What the task asks ▸ Retype the complete listing exactly as it appears.

Supplied records ▸
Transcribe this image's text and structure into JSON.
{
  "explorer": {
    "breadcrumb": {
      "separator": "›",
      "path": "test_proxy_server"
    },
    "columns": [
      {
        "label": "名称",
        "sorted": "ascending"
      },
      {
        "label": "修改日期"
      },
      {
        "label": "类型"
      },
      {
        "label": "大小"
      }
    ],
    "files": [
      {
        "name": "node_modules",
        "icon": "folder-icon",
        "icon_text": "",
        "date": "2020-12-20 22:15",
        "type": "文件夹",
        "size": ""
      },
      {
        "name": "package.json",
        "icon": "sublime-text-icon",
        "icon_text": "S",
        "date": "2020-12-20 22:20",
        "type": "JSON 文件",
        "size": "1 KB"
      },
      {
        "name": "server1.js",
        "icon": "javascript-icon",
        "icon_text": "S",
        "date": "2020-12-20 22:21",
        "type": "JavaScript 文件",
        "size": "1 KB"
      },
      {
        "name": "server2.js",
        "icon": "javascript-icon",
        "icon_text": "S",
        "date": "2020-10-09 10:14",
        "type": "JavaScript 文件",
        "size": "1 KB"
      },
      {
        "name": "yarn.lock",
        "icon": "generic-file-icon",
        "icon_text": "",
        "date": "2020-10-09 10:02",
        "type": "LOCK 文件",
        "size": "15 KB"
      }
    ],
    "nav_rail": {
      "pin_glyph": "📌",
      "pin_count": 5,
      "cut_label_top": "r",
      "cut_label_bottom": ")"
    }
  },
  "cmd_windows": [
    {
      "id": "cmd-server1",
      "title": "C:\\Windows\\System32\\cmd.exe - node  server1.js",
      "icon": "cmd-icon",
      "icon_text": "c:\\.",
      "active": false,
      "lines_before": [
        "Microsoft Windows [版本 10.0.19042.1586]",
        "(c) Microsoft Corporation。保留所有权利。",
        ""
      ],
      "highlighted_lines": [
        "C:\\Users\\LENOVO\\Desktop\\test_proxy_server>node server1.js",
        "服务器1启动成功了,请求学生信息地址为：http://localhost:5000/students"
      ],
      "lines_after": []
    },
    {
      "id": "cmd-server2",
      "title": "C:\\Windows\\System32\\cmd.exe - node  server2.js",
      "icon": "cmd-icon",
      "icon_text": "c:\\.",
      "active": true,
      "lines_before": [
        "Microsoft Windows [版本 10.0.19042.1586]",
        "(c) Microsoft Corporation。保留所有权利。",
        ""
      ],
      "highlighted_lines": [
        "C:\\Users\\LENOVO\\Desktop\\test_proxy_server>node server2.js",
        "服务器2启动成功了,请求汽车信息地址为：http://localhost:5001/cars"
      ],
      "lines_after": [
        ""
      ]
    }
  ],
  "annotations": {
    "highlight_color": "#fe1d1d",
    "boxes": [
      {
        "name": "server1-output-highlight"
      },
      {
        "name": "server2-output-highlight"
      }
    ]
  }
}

Answer box ▸
Transcribe this image's text and structure into JSON.
{
  "explorer": {
    "breadcrumb": {
      "separator": "›",
      "path": "test_proxy_server"
    },
    "columns": [
      {
        "label": "名称",
        "sorted": "ascending"
      },
      {
        "label": "修改日期"
      },
      {
        "label": "类型"
      },
      {
        "label": "大小"
      }
    ],
    "files": [
      {
        "name": "node_modules",
        "icon": "folder-icon",
        "icon_text": "",
        "date": "2020-12-20 22:15",
        "type": "文件夹",
        "size": ""
      },
      {
        "name": "package.json",
        "icon": "sublime-text-icon",
        "icon_text": "S",
        "date": "2020-12-20 22:20",
        "type": "JSON 文件",
        "size": "1 KB"
      },
      {
        "name": "server1.js",
        "icon": "javascript-icon",
        "icon_text": "S",
        "date": "2020-12-20 22:21",
        "type": "JavaScript 文件",
        "size": "1 KB"
      },
      {
        "name": "server2.js",
        "icon": "javascript-icon",
        "icon_text": "S",
        "date": "2020-10-09 10:14",
        "type": "JavaScript 文件",
        "size": "1 KB"
      },
      {
        "name": "yarn.lock",
        "icon": "generic-file-icon",
        "icon_text": "",
        "date": "2020-10-09 10:02",
        "type": "LOCK 文件",
        "size": "15 KB"
      }
    ],
    "nav_rail": {
      "pin_glyph": "📌",
      "pin_count": 5,
      "cut_label_top": "r",
      "cut_label_bottom": ")"
    }
  },
  "cmd_windows": [
    {
      "id": "cmd-server1",
      "title": "C:\\Windows\\System32\\cmd.exe - node  server1.js",
      "icon": "cmd-icon",
      "icon_text": "c:\\.",
      "active": false,
      "lines_before": [
        "Microsoft Windows [版本 10.0.19042.1586]",
        "(c) Microsoft Corporation。保留所有权利。",
        ""
      ],
      "highlighted_lines": [
        "C:\\Users\\LENOVO\\Desktop\\test_proxy_server>node server1.js",
        "服务器1启动成功了,请求学生信息地址为：http://localhost:5000/students"
      ],
      "lines_after": []
    },
    {
      "id": "cmd-server2",
      "title": "C:\\Windows\\System32\\cmd.exe - node  server2.js",
      "icon": "cmd-icon",
      "icon_text": "c:\\.",
      "active": true,
      "lines_before": [
        "Microsoft Windows [版本 10.0.19042.1586]",
        "(c) Microsoft Corporation。保留所有权利。",
        ""
      ],
      "highlighted_lines": [
        "C:\\Users\\LENOVO\\Desktop\\test_proxy_server>node server2.js",
        "服务器2启动成功了,请求汽车信息地址为：http://localhost:5001/cars"
      ],
      "lines_after": [
        ""
      ]
    }
  ],
  "annotations": {
    "highlight_color": "#fe1d1d",
    "boxes": [
      {
        "name": "server1-output-highlight"
      },
      {
        "name": "server2-output-highlight"
      }
    ]
  }
}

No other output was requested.